- Rice – we used 8 cups of rice. A LOT! The amount you will use depends on the size of your sock.
- Needle and thread.
- Essential oils. We suggest using an oil or blend that can be calming to your child. Here are some essential oils and their properties:
- Lavender – it helps soothe the mind and balance the body.
- Copaiba – makes you relax and feel at peace.
- Cedarwood – creates a comforting environment.
- Vetiver – encourages calm and tranquility.
- Peace and Calming – It’s a blend of tangerine, orange, ylang ylang, patchouli and blue tansy. Promotes the feeling of relaxation and balance.
- Frankincense – can help you feel calm, collected, and centered.
- Orange – creates a chill environment with a sweet scent.
- Stress Away – combines lime and vanilla extract that can help make you feel refreshed and uplifted.
- Sacred Mountain – its aroma is balancing and comforting, perfect for focusing.
- German Chamomile – Promotes feelings of peace and relaxation.
Fill the sock with the rice.
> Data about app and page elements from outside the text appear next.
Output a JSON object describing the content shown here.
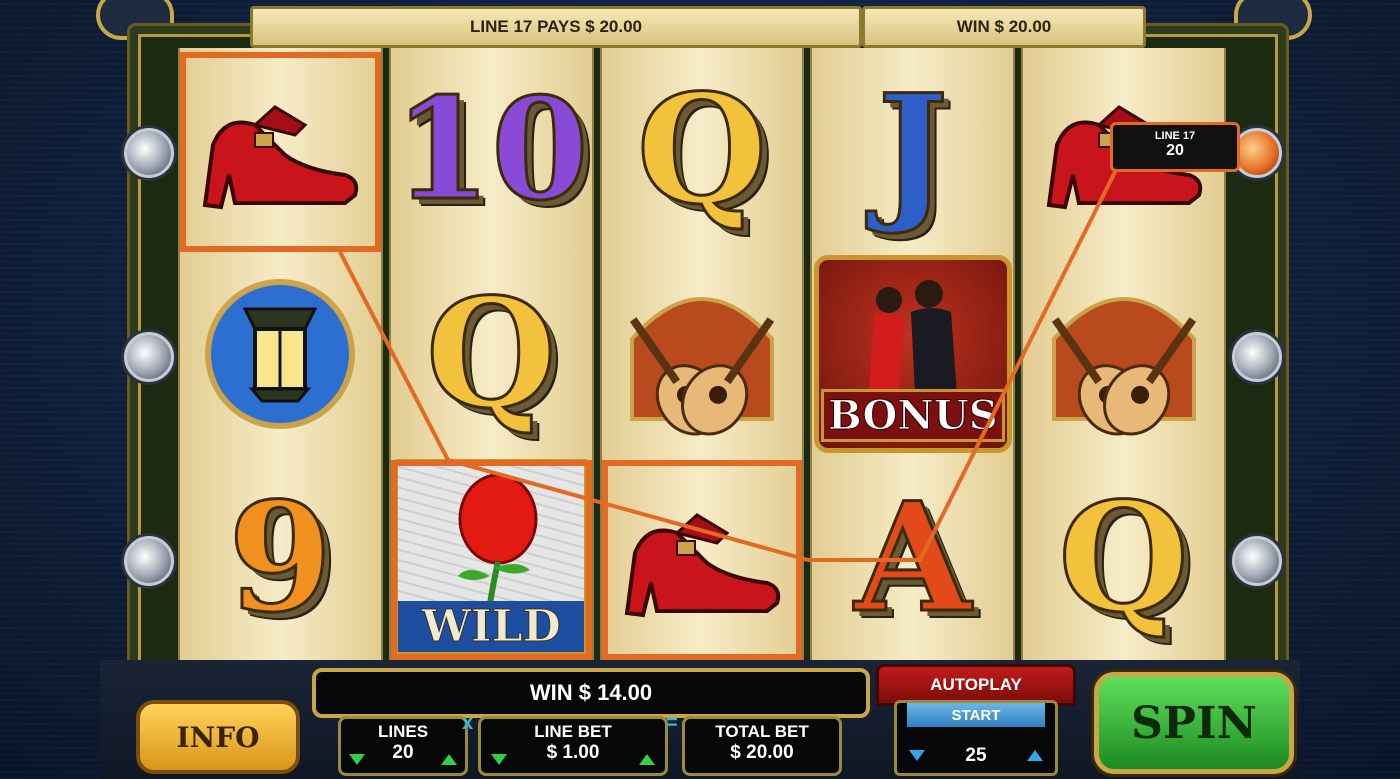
{
  "header": {
    "line_pays": "LINE 17 PAYS $ 20.00",
    "win": "WIN $ 20.00"
  },
  "line_marker": {
    "label": "LINE 17",
    "value": "20"
  },
  "reels": [
    [
      "red-shoe",
      "street-lamp",
      "nine"
    ],
    [
      "ten",
      "queen",
      "wild-rose"
    ],
    [
      "queen",
      "guitars",
      "red-shoe"
    ],
    [
      "jack",
      "bonus-dancers",
      "ace"
    ],
    [
      "red-shoe",
      "guitars",
      "queen"
    ]
  ],
  "symbols": {
    "ten": "10",
    "queen": "Q",
    "jack": "J",
    "ace": "A",
    "nine": "9",
    "bonus_label": "BONUS",
    "wild_label": "WILD"
  },
  "colors": {
    "highlight": "#e36a22",
    "frame_gold": "#c9a648",
    "spin_green": "#2fb52f",
    "autoplay_red": "#b01717"
  },
  "bottom": {
    "win": "WIN $ 14.00",
    "info_label": "INFO",
    "lines_label": "LINES",
    "lines_value": "20",
    "times": "x",
    "line_bet_label": "LINE BET",
    "line_bet_value": "$ 1.00",
    "equals": "=",
    "total_bet_label": "TOTAL BET",
    "total_bet_value": "$ 20.00",
    "autoplay_label": "AUTOPLAY",
    "autoplay_start": "START",
    "autoplay_value": "25",
    "spin_label": "SPIN"
  }
}
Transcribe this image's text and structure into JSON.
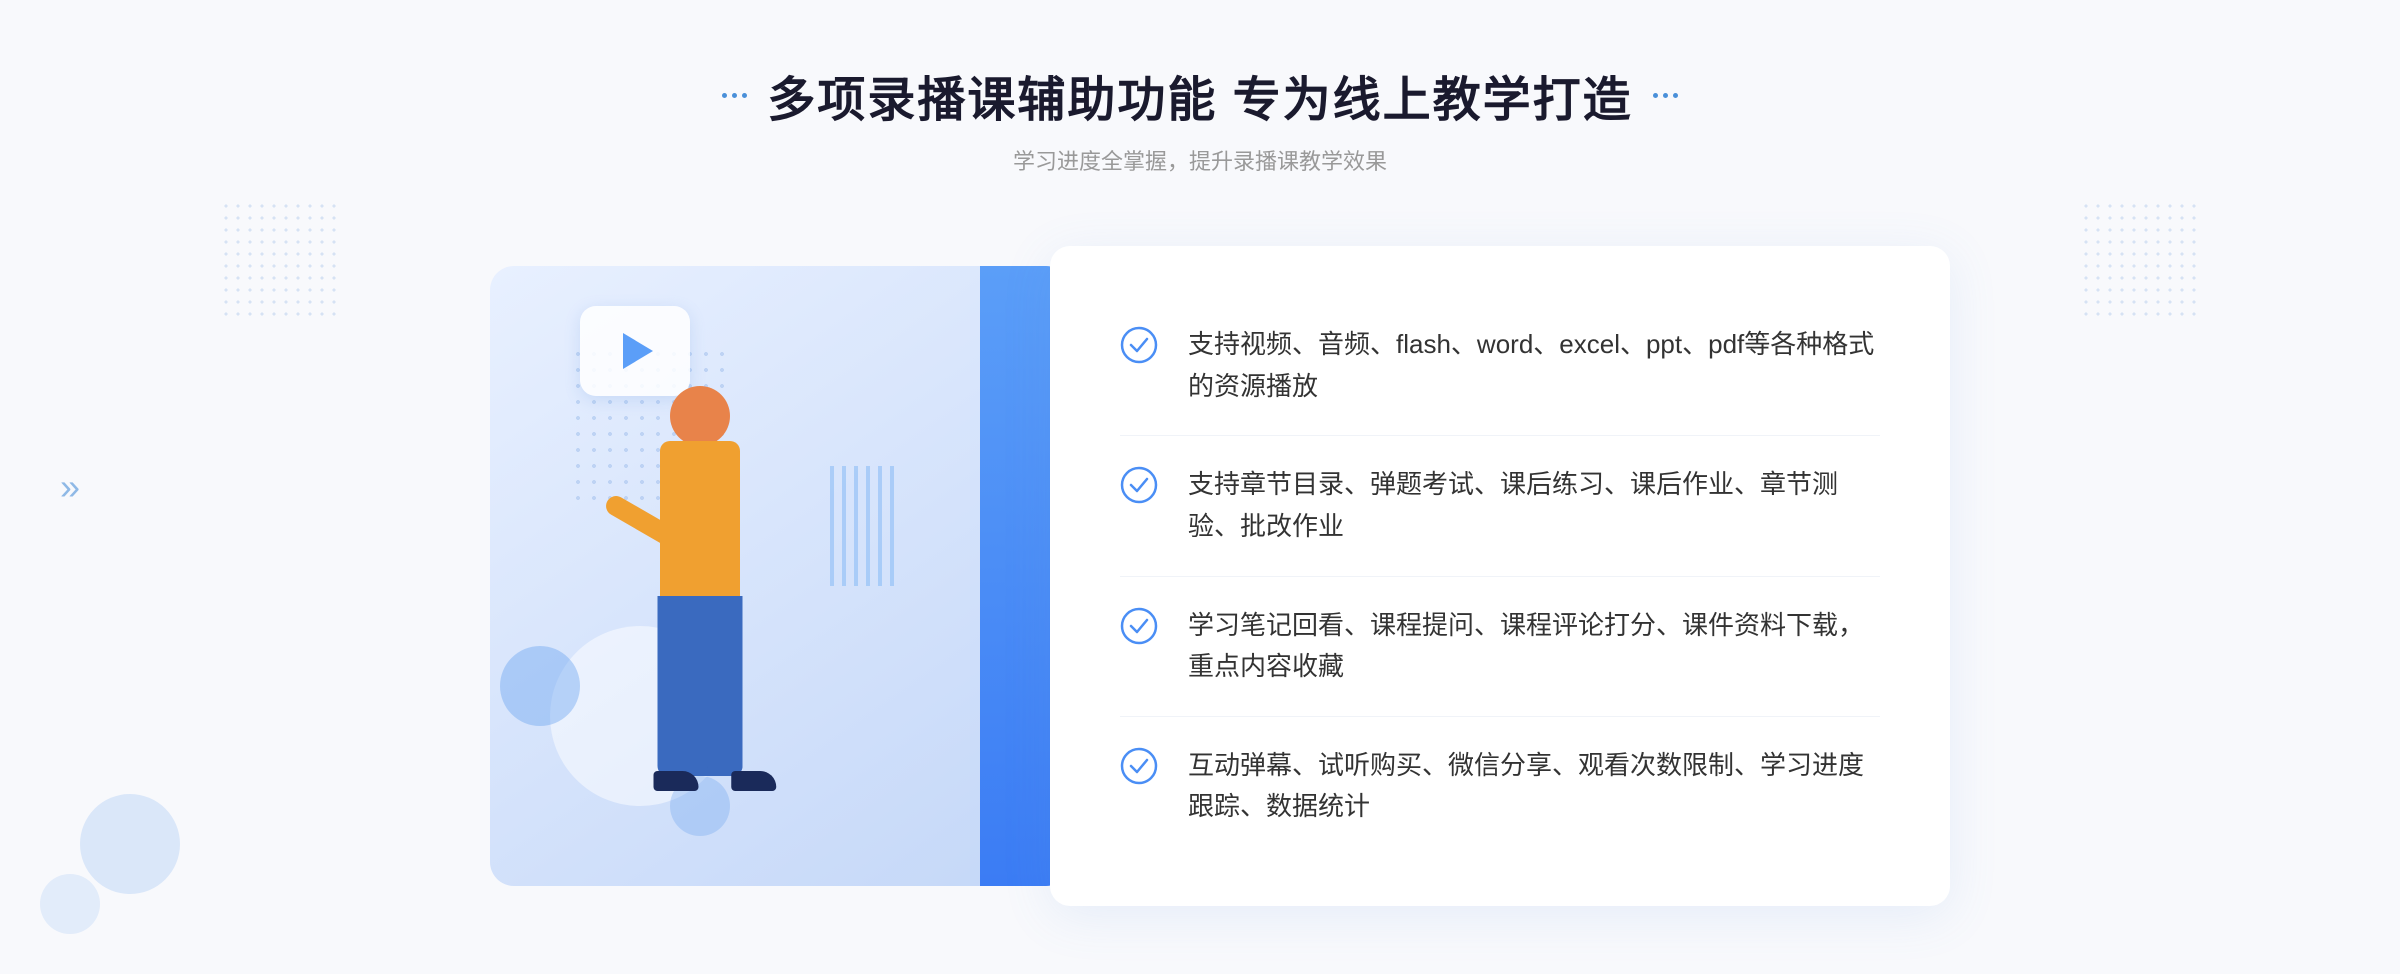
{
  "header": {
    "title": "多项录播课辅助功能 专为线上教学打造",
    "subtitle": "学习进度全掌握，提升录播课教学效果"
  },
  "features": [
    {
      "id": "feature-1",
      "text": "支持视频、音频、flash、word、excel、ppt、pdf等各种格式的资源播放"
    },
    {
      "id": "feature-2",
      "text": "支持章节目录、弹题考试、课后练习、课后作业、章节测验、批改作业"
    },
    {
      "id": "feature-3",
      "text": "学习笔记回看、课程提问、课程评论打分、课件资料下载，重点内容收藏"
    },
    {
      "id": "feature-4",
      "text": "互动弹幕、试听购买、微信分享、观看次数限制、学习进度跟踪、数据统计"
    }
  ],
  "decorators": {
    "left_dots": "⠿",
    "right_dots": "⠿",
    "chevron": "»"
  },
  "colors": {
    "primary": "#4a8ef5",
    "title": "#1a1a2e",
    "text": "#333333",
    "subtitle": "#999999",
    "check": "#4a8ef5"
  }
}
We poured our rice into a large mason jar, then pulled the sock over the edge – no spills!
Darn the top of the sock closed. And then sew it one more time.
Tip: You want to make sure that it is fidget-proof. My kiddo likes to pick at the top of his sock snake. This is also why we don’t have button eyes on our snake – he would pick at that and holes would develop. Give your kids less to pick at.
Add drops of essential oils onto the snake. For kids who need a little extra to quiet the fidgets, add more drops of lavender. For kids who get irritable, try a relaxing blend. Add more drops every time you notice the smell starting to fade.
Why Weighted Sensory Aids Work:
When your kids have a weight on their legs they are less likely to bounce them and the constant pressure/kinetic stimulation helps them focus their other senses – like their vision, so they can read for longer periods of time.
Perk: The sock can also double as a heating pad. Just put it in the microwave for 20 seconds at a time until it is the temperature you desire. It feels marvelous around your neck if you have tension.
CHECK OUT THESE SENSORY ACTIVITIES FROM KIDS ACTIVITIES BLOG:
- Make this sensory jar full of sparkles and fun.
- Check out this list with sensory issues in children to get more information about SPD.
- Learn how to color rice for sensory bin with these quick and inexpensive tips.
- Here’s our favorite sensory play for 1 year olds.
- Want more activities for sensory processing disorder? Here are our favorites that you can do at home.
- This fake mud sensory play is also edible – yum!
Did you make this fun snake weighted lap pad for kids? Did your kiddo like it?
This is brilliant and has given me some off-shoot ideas. I’ve found your blog off pinterest and some of the other semi-related posts have inspired me for Christmas presents (I know, it’s March! But handmade means start early). I want to use rice in socks and mittens, but I’m worried that the grains will come through the knit of the fabric. Has that been an issue for you at all with your snakes? If it has, how do you address it? Do you think double-layering would be a functional solution to the concern?